▶ [TASK DESCRIPTION]: Repeat the records below exactly, leaving out any pictures.

· · · ·

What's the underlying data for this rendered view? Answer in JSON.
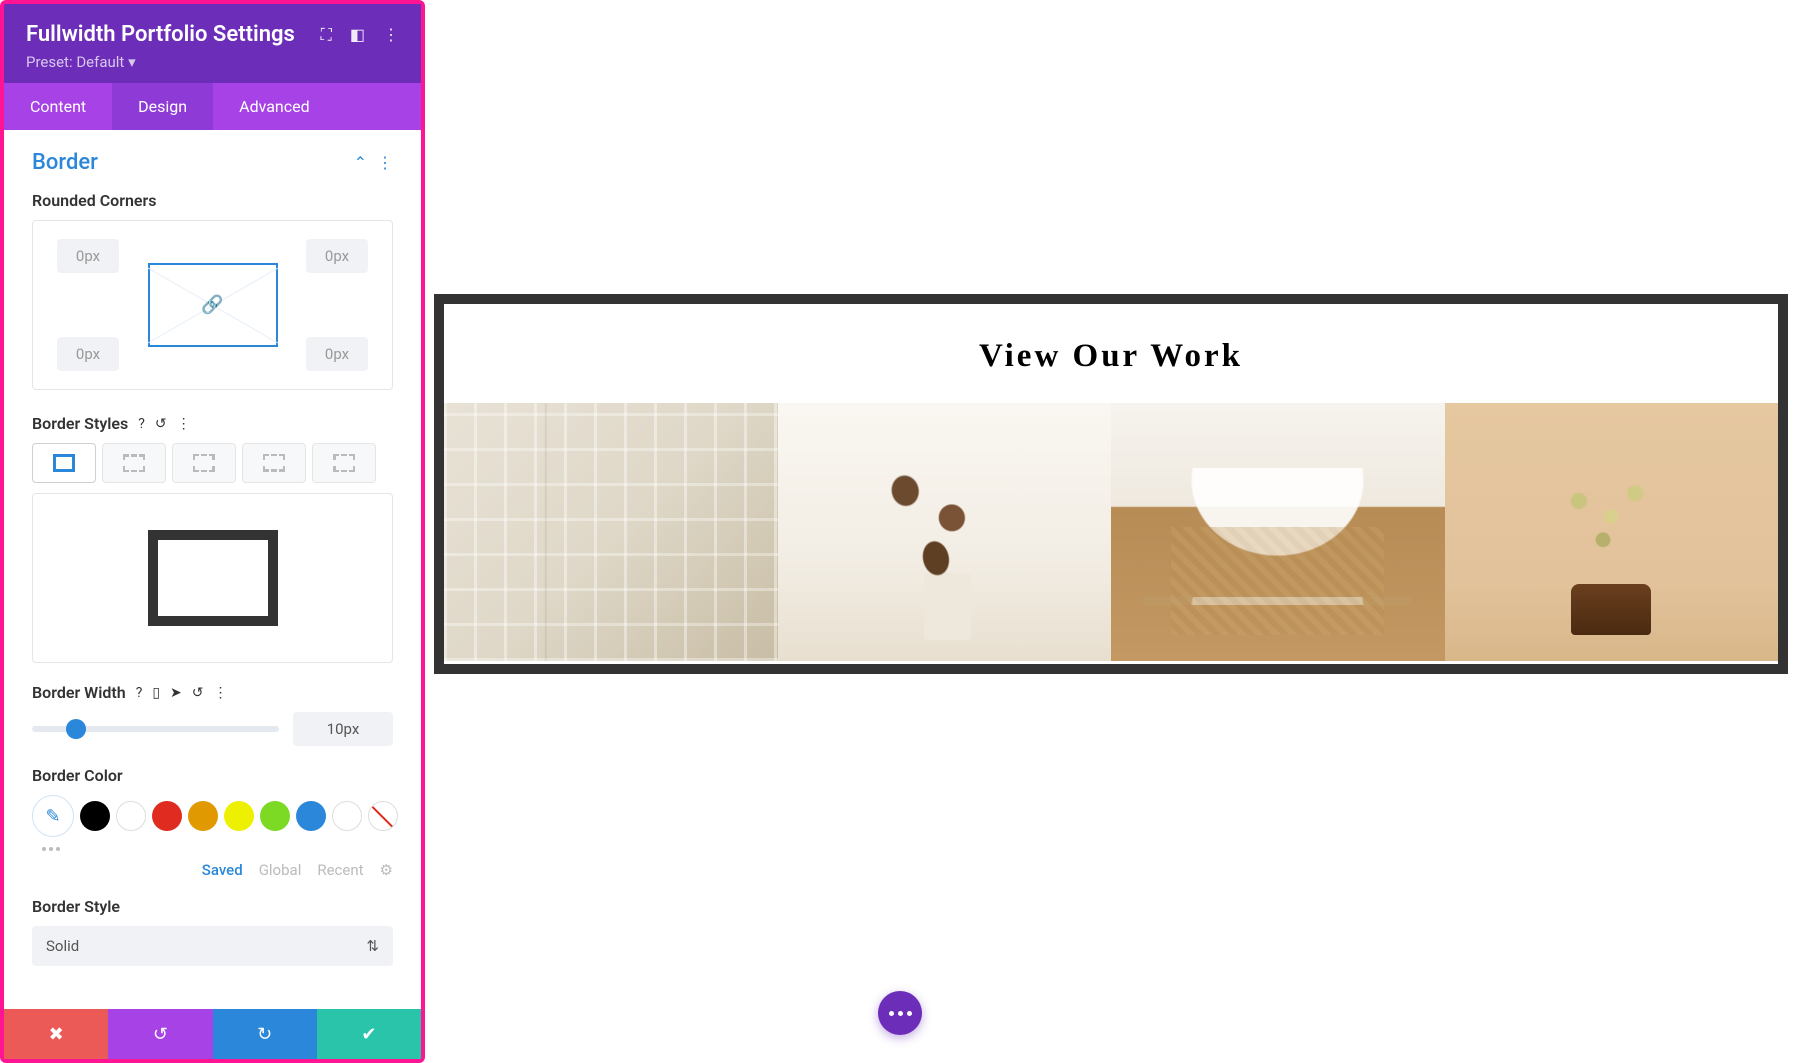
{
  "header": {
    "title": "Fullwidth Portfolio Settings",
    "preset_label": "Preset: Default"
  },
  "tabs": {
    "content": "Content",
    "design": "Design",
    "advanced": "Advanced"
  },
  "section": {
    "title": "Border"
  },
  "rounded": {
    "label": "Rounded Corners",
    "tl": "0px",
    "tr": "0px",
    "bl": "0px",
    "br": "0px"
  },
  "border_styles": {
    "label": "Border Styles"
  },
  "border_width": {
    "label": "Border Width",
    "value": "10px"
  },
  "border_color": {
    "label": "Border Color",
    "tabs": {
      "saved": "Saved",
      "global": "Global",
      "recent": "Recent"
    }
  },
  "border_style": {
    "label": "Border Style",
    "value": "Solid"
  },
  "preview": {
    "title": "View Our Work"
  }
}
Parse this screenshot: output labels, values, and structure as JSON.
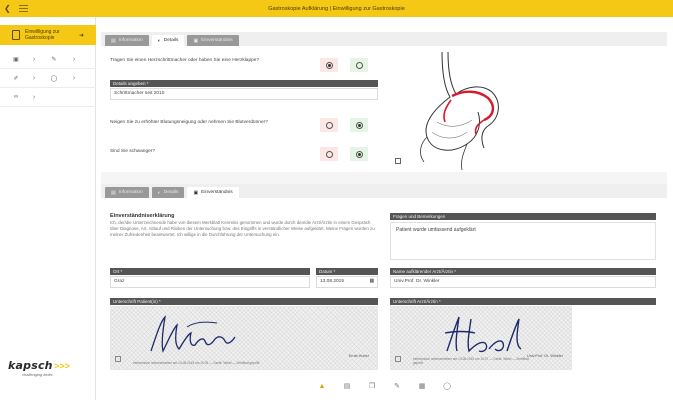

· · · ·

▶ [PROBLEM SOLUTION]:
What's the underlying data for this rendered view? Answer in JSON.
{
  "header": {
    "title": "Fullwidth Portfolio Settings",
    "preset_label": "Preset: Default"
  },
  "tabs": {
    "content": "Content",
    "design": "Design",
    "advanced": "Advanced"
  },
  "section": {
    "title": "Border"
  },
  "rounded": {
    "label": "Rounded Corners",
    "tl": "0px",
    "tr": "0px",
    "bl": "0px",
    "br": "0px"
  },
  "border_styles": {
    "label": "Border Styles"
  },
  "border_width": {
    "label": "Border Width",
    "value": "10px"
  },
  "border_color": {
    "label": "Border Color",
    "tabs": {
      "saved": "Saved",
      "global": "Global",
      "recent": "Recent"
    }
  },
  "border_style": {
    "label": "Border Style",
    "value": "Solid"
  },
  "preview": {
    "title": "View Our Work"
  }
}
Parse this screenshot: output labels, values, and structure as JSON.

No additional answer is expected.